*WORK REQUEST*
What is the count of lines in the records that include "value"? Reply with that number alone.

──────

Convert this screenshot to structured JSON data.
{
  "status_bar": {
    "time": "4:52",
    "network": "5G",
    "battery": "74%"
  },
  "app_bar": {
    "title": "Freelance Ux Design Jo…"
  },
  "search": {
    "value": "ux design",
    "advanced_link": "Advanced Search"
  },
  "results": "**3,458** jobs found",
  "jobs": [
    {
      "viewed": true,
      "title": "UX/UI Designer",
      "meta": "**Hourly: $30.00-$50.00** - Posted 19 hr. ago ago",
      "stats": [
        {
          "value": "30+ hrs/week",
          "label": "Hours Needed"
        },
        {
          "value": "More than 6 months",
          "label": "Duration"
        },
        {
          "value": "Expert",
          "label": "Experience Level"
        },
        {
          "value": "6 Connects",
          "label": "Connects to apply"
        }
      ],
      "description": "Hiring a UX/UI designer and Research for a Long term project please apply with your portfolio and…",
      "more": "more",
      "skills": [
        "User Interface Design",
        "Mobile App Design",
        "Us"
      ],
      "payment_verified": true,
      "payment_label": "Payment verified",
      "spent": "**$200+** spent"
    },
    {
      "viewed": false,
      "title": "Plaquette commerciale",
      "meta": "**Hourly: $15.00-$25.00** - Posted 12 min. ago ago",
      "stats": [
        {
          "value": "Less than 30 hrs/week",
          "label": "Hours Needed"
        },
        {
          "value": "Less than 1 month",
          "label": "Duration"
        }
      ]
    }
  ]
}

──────

*RESULT*
7